Abel plays catch with the other kids, but he's not really playing "with" them. He is using them as an object to return the ball. I don't know how to explain this other than that, but he is not playing "with them", they are just returning the ball.

How do I make him SEE the people?


Claire said...

This sounds similar to difficulties experienced by people with autism.
Maybe there are some autism resources in you area that you
Maybe focus him on who is there at any time , and his own emotions and other peoples?

E.g. In the toilet. Abel look, B in the toilet. He needs to pee. Wait for B. Good waiting! Now it's Abel's turn.

B is in the toilet. Abel needs a different toilet.

Or at snack time. Ask him to ask Axel he is hungry and what he would like and get him to help make Axel's snack then give it to him.

Social stories may help too, they are a bit like this, with relevant photos. You can choose 1st or 3rd person depending on Abel's understanding and your preference.
This is Abel.
Abel lives with Mom, Dad, Axel, Asher and Angela.
They have a van. They like the van, they go on trips in it.
When it's time to go Mom says, "Everyone go get in the van."
This means Abel, Asher, Angela and Axel.
Abel needs to walk slowly to the van. Abel needs to wait for Asher, Axel and Angela.
If Abel walks into Asher, Axel or Angela. They will be hurt. They will be sad.
When Abel walks slowly to the van everyone will be happy.
Mom, Dad, Asher, Axel, Abel and Angela can have a good time in the van.

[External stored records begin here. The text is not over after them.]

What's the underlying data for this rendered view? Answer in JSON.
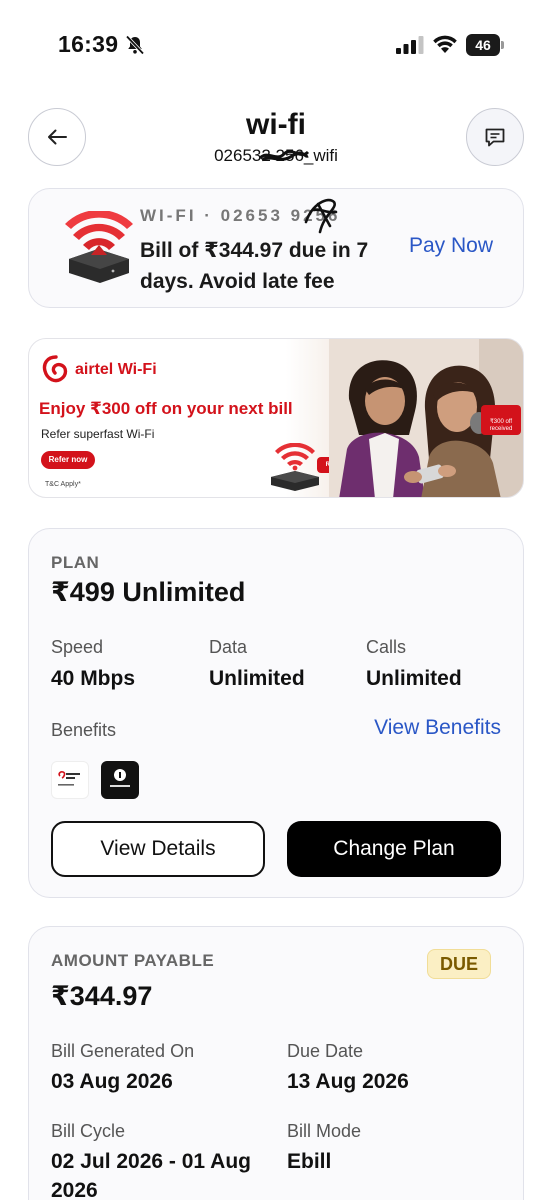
{
  "status_bar": {
    "time": "16:39",
    "battery": "46"
  },
  "header": {
    "title": "wi-fi",
    "account": "026532 256_wifi"
  },
  "bill_card": {
    "label": "WI-FI · 02653 9256",
    "message": "Bill of ₹344.97 due in 7 days. Avoid late fee",
    "pay_now": "Pay Now"
  },
  "banner": {
    "brand": "airtel Wi-Fi",
    "headline": "Enjoy ₹300 off on your next bill",
    "subtext": "Refer superfast Wi-Fi",
    "cta": "Refer now",
    "tc": "T&C Apply*",
    "referred_tag": "Referred!",
    "badge": "₹300 off received"
  },
  "plan": {
    "label": "PLAN",
    "name": "₹499 Unlimited",
    "stats": [
      {
        "label": "Speed",
        "value": "40 Mbps"
      },
      {
        "label": "Data",
        "value": "Unlimited"
      },
      {
        "label": "Calls",
        "value": "Unlimited"
      }
    ],
    "benefits_label": "Benefits",
    "view_benefits": "View Benefits",
    "benefit_apps": [
      "Xstream Play",
      "Google One"
    ],
    "view_details": "View Details",
    "change_plan": "Change Plan"
  },
  "amount": {
    "label": "AMOUNT PAYABLE",
    "status": "DUE",
    "value": "₹344.97",
    "bill_generated_label": "Bill Generated On",
    "bill_generated_value": "03 Aug 2026",
    "due_date_label": "Due Date",
    "due_date_value": "13 Aug 2026",
    "bill_cycle_label": "Bill Cycle",
    "bill_cycle_value": "02 Jul 2026 - 01 Aug 2026",
    "bill_mode_label": "Bill Mode",
    "bill_mode_value": "Ebill"
  },
  "colors": {
    "accent_link": "#2a57c6",
    "airtel_red": "#d3121b",
    "due_badge_bg": "#fbefc4"
  }
}
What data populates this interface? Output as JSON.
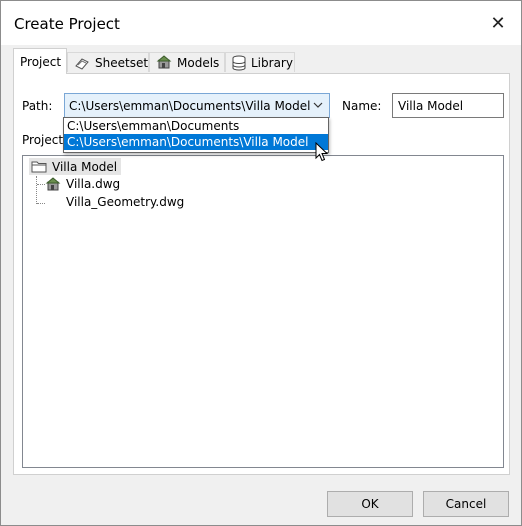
{
  "window": {
    "title": "Create Project",
    "close_symbol": "✕"
  },
  "tabs": [
    {
      "label": "Project",
      "icon": "none",
      "active": true
    },
    {
      "label": "Sheetset",
      "icon": "sheetset-icon"
    },
    {
      "label": "Models",
      "icon": "models-icon"
    },
    {
      "label": "Library",
      "icon": "database-icon"
    }
  ],
  "form": {
    "path_label": "Path:",
    "path_value": "C:\\Users\\emman\\Documents\\Villa Model",
    "name_label": "Name:",
    "name_value": "Villa Model",
    "project_label": "Project"
  },
  "dropdown": {
    "options": [
      "C:\\Users\\emman\\Documents",
      "C:\\Users\\emman\\Documents\\Villa Model"
    ],
    "selected_index": 1
  },
  "tree": {
    "root": "Villa Model",
    "children": [
      "Villa.dwg",
      "Villa_Geometry.dwg"
    ]
  },
  "buttons": {
    "ok": "OK",
    "cancel": "Cancel"
  },
  "colors": {
    "selection": "#0078d7",
    "combo_bg": "#e5f1fb"
  }
}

There's an ipad app called "Pictello" which is designed for writing visual stories.

I hope some this is helpful. I'm not suggesting that Abel has autism, just that some autism resources may be useful.

Leah Spring said...

Claire, great suggestions! Thank you! I actually have had Pictello on one of our ipads for about 3 years and (hangs head in shame) have never used it! I will work on this over the weekend. Thanks!

Susan White said...

Leah, I am a blurker who very much enjoys reading your blog and had an idea for seems the key is getting him to recognize person-ness. Infants learn interaction by watching faces. When these incidences occur, stop him and turn him and his eyes to make eye contact with the face of the person he is objectifying. And then remind him via scripting "this is Asher. Asher is swinging. When Asher is done Abel can swing." All the while, looking at the face of the person.

Leah Spring said...

Susan thanks for coming out of blurkdom to comment! That is a great suggestion! I think I will be trying it. Also purchased some emotion cards that are photos of people/kids expressing different emotions.